_PROBLEM REQUIREMENTS:_
If a line in the records below contains "dark", copy that line.

_DATASET EXCERPTS:_
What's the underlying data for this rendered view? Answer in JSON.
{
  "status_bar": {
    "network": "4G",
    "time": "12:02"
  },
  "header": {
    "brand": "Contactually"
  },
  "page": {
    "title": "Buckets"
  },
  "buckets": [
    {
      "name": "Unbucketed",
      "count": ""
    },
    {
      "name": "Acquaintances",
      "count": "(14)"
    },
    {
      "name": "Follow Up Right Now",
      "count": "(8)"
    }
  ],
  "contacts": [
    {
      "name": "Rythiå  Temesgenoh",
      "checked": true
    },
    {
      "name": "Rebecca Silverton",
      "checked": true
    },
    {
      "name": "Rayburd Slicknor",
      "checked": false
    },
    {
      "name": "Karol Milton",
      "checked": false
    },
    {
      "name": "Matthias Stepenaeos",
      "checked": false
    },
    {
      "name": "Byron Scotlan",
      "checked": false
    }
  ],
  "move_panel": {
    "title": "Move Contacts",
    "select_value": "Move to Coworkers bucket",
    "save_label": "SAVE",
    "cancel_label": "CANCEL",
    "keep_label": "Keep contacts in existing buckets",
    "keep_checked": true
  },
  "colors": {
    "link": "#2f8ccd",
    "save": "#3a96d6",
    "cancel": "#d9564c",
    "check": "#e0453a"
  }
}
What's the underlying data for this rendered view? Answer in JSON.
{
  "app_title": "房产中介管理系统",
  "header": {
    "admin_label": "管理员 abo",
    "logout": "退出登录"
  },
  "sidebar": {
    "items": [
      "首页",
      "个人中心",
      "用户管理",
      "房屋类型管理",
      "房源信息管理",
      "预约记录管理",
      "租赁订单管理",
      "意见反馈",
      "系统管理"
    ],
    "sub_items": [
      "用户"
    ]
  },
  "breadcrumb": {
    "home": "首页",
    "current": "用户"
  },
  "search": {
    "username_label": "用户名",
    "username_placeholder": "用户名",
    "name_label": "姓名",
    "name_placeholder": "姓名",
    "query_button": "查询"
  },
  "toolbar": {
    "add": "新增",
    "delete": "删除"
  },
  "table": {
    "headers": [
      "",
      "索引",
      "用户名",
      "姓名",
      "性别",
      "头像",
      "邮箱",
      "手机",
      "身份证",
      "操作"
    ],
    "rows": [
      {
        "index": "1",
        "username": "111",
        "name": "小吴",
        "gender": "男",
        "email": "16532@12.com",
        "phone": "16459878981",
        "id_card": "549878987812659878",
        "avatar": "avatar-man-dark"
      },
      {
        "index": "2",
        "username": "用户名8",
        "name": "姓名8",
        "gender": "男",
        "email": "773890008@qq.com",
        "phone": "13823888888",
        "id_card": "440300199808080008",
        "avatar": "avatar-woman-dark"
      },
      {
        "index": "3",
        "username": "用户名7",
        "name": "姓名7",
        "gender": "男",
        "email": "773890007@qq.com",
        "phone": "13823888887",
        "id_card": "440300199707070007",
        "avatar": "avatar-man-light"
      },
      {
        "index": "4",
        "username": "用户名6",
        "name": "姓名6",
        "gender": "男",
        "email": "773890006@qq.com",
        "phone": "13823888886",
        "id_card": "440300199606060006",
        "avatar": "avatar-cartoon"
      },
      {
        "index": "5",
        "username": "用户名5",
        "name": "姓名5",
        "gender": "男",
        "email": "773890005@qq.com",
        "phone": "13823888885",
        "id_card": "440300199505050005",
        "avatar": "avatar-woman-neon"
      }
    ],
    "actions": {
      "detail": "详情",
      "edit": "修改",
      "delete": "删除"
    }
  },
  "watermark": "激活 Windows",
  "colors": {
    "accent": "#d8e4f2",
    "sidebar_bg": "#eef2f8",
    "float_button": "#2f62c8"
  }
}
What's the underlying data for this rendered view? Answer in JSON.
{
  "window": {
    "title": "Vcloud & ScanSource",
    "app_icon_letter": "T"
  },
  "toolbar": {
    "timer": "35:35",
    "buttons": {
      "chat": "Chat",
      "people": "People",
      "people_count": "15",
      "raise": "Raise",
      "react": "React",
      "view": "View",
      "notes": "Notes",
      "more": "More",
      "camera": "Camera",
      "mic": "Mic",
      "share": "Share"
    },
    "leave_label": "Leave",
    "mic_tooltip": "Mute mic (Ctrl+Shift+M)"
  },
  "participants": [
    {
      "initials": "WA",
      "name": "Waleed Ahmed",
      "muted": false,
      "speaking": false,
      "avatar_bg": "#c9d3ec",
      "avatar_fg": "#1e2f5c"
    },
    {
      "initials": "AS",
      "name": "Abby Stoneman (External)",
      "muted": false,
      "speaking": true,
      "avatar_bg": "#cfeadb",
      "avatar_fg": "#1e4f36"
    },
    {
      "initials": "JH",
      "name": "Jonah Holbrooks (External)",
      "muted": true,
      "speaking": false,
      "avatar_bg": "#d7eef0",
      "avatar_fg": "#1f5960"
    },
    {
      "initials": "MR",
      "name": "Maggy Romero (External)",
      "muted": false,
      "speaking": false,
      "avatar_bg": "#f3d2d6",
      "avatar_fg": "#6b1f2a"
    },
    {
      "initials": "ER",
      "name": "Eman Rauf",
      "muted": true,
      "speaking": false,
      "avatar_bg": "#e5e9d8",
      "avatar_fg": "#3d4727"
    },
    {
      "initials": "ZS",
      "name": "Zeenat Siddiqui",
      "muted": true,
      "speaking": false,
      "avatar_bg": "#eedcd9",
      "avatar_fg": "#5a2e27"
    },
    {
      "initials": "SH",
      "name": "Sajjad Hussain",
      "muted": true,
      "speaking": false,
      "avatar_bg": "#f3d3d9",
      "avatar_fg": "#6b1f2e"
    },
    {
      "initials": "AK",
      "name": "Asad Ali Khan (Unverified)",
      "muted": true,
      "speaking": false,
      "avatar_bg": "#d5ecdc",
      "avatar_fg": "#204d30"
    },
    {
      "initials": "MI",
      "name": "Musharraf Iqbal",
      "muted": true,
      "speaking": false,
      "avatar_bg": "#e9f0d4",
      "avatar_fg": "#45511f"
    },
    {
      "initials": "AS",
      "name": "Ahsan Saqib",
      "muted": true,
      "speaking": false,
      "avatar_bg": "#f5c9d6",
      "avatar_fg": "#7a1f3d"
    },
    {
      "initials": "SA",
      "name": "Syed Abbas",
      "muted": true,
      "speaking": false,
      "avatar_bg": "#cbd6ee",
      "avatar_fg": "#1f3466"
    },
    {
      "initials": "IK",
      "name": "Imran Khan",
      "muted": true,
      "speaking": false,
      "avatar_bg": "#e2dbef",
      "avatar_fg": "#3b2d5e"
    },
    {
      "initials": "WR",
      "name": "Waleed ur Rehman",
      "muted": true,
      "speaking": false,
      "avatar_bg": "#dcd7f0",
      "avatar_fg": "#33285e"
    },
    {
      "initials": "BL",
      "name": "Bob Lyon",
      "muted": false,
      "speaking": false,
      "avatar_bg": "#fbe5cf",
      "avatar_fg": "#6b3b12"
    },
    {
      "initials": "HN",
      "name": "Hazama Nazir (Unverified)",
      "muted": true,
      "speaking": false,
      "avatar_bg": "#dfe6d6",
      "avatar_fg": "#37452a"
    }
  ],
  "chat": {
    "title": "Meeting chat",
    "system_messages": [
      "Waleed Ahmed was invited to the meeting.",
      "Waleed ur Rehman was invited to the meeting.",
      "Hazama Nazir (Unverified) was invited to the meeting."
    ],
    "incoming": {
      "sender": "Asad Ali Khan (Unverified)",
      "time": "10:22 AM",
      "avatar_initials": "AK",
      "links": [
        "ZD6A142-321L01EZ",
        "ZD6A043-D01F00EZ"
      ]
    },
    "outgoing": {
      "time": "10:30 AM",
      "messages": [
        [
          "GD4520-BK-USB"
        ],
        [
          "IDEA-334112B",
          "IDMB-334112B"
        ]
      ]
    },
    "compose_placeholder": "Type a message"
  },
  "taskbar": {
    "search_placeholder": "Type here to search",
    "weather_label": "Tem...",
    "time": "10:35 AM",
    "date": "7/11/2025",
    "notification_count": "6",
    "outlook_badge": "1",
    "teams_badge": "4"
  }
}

_REPLY:_
        "avatar": "avatar-man-dark"
        "avatar": "avatar-woman-dark"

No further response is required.